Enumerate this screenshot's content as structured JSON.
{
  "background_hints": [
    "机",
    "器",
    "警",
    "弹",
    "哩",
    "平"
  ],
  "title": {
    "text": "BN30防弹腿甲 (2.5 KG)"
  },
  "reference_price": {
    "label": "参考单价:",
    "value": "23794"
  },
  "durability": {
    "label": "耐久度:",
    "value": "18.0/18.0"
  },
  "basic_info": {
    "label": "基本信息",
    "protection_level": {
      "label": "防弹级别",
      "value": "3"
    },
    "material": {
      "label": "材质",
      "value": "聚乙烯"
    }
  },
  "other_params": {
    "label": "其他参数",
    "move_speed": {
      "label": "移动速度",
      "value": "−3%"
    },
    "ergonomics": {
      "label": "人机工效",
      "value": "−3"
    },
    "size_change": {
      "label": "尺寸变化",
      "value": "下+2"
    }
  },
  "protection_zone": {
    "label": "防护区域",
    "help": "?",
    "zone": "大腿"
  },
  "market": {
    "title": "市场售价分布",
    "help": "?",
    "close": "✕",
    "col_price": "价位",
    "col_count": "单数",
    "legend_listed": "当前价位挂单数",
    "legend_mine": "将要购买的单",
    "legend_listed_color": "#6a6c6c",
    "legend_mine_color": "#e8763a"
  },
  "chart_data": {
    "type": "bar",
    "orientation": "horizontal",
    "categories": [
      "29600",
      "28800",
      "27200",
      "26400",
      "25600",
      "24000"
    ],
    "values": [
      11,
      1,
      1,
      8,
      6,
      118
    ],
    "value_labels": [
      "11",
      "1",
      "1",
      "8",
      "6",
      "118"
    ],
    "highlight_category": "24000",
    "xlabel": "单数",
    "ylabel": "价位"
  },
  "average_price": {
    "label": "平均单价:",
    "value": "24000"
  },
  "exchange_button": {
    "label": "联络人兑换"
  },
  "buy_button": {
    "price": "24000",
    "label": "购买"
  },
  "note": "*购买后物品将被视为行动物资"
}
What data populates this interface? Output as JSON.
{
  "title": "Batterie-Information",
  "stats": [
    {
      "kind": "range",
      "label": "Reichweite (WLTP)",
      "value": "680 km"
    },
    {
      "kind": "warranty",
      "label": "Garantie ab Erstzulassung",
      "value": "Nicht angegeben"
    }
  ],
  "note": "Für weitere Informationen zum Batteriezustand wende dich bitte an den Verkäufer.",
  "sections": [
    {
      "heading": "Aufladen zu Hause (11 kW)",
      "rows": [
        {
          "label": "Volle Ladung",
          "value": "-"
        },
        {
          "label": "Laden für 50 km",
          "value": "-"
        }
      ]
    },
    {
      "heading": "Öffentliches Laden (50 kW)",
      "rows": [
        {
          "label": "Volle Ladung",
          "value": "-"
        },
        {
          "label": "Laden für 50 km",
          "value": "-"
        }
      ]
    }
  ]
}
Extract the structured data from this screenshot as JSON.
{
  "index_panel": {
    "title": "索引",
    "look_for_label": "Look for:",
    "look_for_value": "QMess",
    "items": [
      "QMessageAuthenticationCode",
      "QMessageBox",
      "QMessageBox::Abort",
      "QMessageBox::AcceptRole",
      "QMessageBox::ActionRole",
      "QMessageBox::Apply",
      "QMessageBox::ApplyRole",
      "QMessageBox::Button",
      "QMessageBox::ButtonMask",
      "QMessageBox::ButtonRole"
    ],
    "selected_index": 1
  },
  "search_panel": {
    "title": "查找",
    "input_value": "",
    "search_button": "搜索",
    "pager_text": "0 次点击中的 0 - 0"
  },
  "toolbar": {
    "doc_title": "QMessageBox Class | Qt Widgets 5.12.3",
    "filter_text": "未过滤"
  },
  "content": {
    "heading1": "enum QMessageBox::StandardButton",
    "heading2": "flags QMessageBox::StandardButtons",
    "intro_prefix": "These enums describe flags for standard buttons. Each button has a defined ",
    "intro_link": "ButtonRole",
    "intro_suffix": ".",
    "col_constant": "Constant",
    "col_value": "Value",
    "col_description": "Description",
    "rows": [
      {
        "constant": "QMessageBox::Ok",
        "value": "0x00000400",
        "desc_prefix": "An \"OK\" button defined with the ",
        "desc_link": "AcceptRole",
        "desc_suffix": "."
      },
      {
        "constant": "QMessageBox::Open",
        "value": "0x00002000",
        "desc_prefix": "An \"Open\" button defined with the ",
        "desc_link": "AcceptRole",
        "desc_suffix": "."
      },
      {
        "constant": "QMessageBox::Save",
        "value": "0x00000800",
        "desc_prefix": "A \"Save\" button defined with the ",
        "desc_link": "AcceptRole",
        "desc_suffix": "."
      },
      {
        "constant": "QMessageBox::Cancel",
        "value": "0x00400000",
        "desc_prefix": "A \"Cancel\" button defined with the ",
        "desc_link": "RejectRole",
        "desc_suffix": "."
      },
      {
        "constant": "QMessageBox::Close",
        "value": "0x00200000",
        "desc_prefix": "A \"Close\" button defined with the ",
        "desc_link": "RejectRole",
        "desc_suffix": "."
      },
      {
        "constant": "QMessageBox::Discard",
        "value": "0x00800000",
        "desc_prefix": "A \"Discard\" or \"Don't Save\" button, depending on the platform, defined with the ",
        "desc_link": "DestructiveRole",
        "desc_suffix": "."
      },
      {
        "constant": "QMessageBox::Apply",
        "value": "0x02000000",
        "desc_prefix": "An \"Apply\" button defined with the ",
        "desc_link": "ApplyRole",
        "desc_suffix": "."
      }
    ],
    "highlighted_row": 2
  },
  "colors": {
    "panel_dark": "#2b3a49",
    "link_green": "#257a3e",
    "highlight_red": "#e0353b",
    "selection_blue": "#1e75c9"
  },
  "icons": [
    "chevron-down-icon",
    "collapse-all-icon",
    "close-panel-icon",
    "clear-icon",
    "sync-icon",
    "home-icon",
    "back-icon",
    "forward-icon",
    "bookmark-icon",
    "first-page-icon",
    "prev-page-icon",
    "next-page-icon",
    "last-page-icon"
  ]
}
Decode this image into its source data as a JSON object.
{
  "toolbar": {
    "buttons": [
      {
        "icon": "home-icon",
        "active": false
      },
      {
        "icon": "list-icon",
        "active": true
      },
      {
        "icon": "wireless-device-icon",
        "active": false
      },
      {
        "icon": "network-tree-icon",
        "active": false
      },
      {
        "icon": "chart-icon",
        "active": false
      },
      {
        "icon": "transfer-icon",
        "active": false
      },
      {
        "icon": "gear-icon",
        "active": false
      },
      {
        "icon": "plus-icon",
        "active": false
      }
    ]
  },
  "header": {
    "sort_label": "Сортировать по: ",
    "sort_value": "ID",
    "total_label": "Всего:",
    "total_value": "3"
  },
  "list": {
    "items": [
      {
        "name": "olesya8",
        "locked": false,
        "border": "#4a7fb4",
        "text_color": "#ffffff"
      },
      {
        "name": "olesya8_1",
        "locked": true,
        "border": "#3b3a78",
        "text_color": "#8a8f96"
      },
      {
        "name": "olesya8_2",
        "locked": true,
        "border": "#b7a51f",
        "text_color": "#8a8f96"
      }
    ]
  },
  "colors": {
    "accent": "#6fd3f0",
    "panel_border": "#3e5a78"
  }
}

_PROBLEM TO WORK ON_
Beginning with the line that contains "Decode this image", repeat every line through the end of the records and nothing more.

_ANSWER TO THE PROBLEM_
Decode this image into its source data as a JSON object.
{
  "toolbar": {
    "buttons": [
      {
        "icon": "home-icon",
        "active": false
      },
      {
        "icon": "list-icon",
        "active": true
      },
      {
        "icon": "wireless-device-icon",
        "active": false
      },
      {
        "icon": "network-tree-icon",
        "active": false
      },
      {
        "icon": "chart-icon",
        "active": false
      },
      {
        "icon": "transfer-icon",
        "active": false
      },
      {
        "icon": "gear-icon",
        "active": false
      },
      {
        "icon": "plus-icon",
        "active": false
      }
    ]
  },
  "header": {
    "sort_label": "Сортировать по: ",
    "sort_value": "ID",
    "total_label": "Всего:",
    "total_value": "3"
  },
  "list": {
    "items": [
      {
        "name": "olesya8",
        "locked": false,
        "border": "#4a7fb4",
        "text_color": "#ffffff"
      },
      {
        "name": "olesya8_1",
        "locked": true,
        "border": "#3b3a78",
        "text_color": "#8a8f96"
      },
      {
        "name": "olesya8_2",
        "locked": true,
        "border": "#b7a51f",
        "text_color": "#8a8f96"
      }
    ]
  },
  "colors": {
    "accent": "#6fd3f0",
    "panel_border": "#3e5a78"
  }
}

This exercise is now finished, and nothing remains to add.